Another mom, who lives in Toronto, sat her 14-year-old down and explained body weight and how much he could drink. She also “force feeds” him pizza before she lets him go out.
Vicki Hoefle, author of Duct Tape Parenting, is dubious about how effective such strategies are. Hoefle doesn’t see the current trend as a reflection of close relationships between parents and kids. She sees parents who are afraid to say no. “Parents are now compromising their own morals and values,” she says. “It’s a testament to how so many parents have lost confidence in their own parenting.”
A teen at a party is not going to be thinking in a rational way, says Hoefle. “They’re going to be drinking as hard and fast as they can.” She points to a 2013 study published in the journal Human Communication Research that found that parents who talked with their teenagers about their own regrets with drugs, alcohol and sex were more likely to have kids who expressed a more positive attitude toward drugs. That’s a correlation, not a cause—parents may be sharing because their teens are interested in drugs. Still, there’s no consensus on how much to tell your teens, the organization Drug Free acknowledges, and you can say too much. A good place to start is knowing your child.

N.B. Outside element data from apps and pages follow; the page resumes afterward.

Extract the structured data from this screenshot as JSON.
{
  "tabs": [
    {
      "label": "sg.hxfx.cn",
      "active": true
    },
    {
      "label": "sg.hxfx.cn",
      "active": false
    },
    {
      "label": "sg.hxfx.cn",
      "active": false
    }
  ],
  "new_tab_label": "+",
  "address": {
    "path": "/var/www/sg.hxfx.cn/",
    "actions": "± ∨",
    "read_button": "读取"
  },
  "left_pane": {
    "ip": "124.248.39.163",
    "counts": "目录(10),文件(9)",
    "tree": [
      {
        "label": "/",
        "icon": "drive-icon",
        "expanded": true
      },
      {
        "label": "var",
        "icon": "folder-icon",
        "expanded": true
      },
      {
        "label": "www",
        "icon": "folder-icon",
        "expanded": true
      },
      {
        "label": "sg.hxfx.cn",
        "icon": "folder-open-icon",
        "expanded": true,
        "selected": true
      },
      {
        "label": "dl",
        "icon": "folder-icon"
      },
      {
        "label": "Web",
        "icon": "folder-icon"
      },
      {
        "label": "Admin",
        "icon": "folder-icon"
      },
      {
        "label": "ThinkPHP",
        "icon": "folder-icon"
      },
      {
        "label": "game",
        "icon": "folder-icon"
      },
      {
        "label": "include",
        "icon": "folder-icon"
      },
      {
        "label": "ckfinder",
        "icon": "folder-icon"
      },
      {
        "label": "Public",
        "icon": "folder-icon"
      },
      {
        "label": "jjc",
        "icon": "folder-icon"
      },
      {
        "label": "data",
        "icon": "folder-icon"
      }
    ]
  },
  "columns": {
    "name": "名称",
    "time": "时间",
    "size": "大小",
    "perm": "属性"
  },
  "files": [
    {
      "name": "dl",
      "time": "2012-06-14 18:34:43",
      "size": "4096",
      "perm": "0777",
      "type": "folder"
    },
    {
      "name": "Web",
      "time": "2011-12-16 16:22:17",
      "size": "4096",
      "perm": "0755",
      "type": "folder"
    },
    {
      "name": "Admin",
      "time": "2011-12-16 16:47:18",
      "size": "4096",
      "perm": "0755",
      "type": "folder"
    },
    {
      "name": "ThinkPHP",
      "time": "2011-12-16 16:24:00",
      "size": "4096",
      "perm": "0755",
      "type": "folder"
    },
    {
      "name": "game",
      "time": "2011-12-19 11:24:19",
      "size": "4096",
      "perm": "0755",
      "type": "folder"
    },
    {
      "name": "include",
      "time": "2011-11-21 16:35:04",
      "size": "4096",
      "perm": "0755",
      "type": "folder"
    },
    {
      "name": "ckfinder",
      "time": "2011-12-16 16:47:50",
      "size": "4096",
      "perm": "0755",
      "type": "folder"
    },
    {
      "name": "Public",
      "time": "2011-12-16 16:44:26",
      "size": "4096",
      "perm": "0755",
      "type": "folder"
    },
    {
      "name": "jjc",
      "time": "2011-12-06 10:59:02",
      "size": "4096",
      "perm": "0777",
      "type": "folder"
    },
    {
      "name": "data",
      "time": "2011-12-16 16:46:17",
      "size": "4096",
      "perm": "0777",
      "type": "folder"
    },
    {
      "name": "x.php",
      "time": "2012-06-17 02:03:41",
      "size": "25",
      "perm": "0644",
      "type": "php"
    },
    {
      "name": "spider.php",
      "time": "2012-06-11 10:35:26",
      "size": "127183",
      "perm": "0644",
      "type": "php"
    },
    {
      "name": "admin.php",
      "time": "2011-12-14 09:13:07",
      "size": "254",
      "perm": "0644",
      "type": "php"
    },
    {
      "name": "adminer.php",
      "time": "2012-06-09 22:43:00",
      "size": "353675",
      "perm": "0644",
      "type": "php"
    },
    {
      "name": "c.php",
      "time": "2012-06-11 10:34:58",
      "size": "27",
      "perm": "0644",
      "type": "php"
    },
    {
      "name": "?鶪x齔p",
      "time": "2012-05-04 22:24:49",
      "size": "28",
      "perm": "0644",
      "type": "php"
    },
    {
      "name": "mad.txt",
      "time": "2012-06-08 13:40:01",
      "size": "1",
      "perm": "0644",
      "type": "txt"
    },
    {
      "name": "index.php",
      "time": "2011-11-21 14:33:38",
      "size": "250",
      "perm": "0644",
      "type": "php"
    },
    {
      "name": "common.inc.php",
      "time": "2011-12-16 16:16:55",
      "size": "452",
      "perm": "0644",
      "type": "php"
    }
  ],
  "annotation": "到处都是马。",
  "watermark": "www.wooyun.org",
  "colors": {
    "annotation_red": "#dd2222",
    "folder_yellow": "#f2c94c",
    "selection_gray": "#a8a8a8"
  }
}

Hoefle has been tough with her own teens. “I told them, ‘I recognize you may drink, but there are a set of consequences,’ ” she says. “ ‘If you get caught underage drinking or doing drugs, I’m not bailing you out, so you better have that $5,000 retainer fee.’ Kids need to know their actions could impact the families, their future,” she says. She also says that for all the talk of guiding kids subtly, many parents don’t follow up once they’ve “educated” kids on proper drug or alcohol use.
Even therapists who disagree with her will agree there’s no straightforward answer in just how to navigate the new openness. “In my opinion, the worst thing that you can do as a parent is to shut down the conversation,” says Kate Ruby-Sachs, a social worker at Toronto’s Clinic on Dupont. “That said, it can be difficult to do this without allowing our child to interpret openness as condoning the behaviour. It’s a balance.” Her guidelines for parents of teenagers sound a lot like guides for kids of much younger ages; only the issues are different. “It is important to have clean and concise boundaries,” says Ruby-Sachs. For example, ‘If you’re using mood-altering substances, using the car is off the table.’ Consequences need to be logical, proportional and appropriate. As well, you need to be comfortable enforcing them.”
Sometimes the openness tests both parent and kid. Recently, Helena, a single mother, left out a bowl of condoms for her 13-year-old son. “I though I was being a good mother, trying to say, ‘Protect yourself.’ I told him they were in the drawer in the washroom. The problem is, he told me he didn’t want me to know how much sex he was having and that I’ll be able to tell by the condoms missing,” she laughs. “Which means he is having sex. And we did end up talking about it and especially about using protection. My mother would have killed me if she had found out I was having sex at 13.”
It’s clear parents are struggling with these questions. When New Yorker Kathy Radigan wrote a tough-love open letter to her teenaged son about drinking underage, it went viral. Nothing makes her angrier than parents who just don’t say no, she says. “It drives me nuts when parents say, ‘It’s going to happen anyway.’ ” Radigan says she had lots of friends who she assumed had the same parenting values. “I was surprised to find myself in the minority against parents who thought it was okay for their kids to experiment and be so open about it,” she says.
“Listen,” adds Radigan. “As soon as you buy your children alcohol, or teach them how to drink ‘properly,’ it’s illegal. One bad decision can ruin their lives and parents have to tell them that! I’m friendly but I’m not my children’s friends. I’m the parent. I can be liked by them when I’m a grandparent.”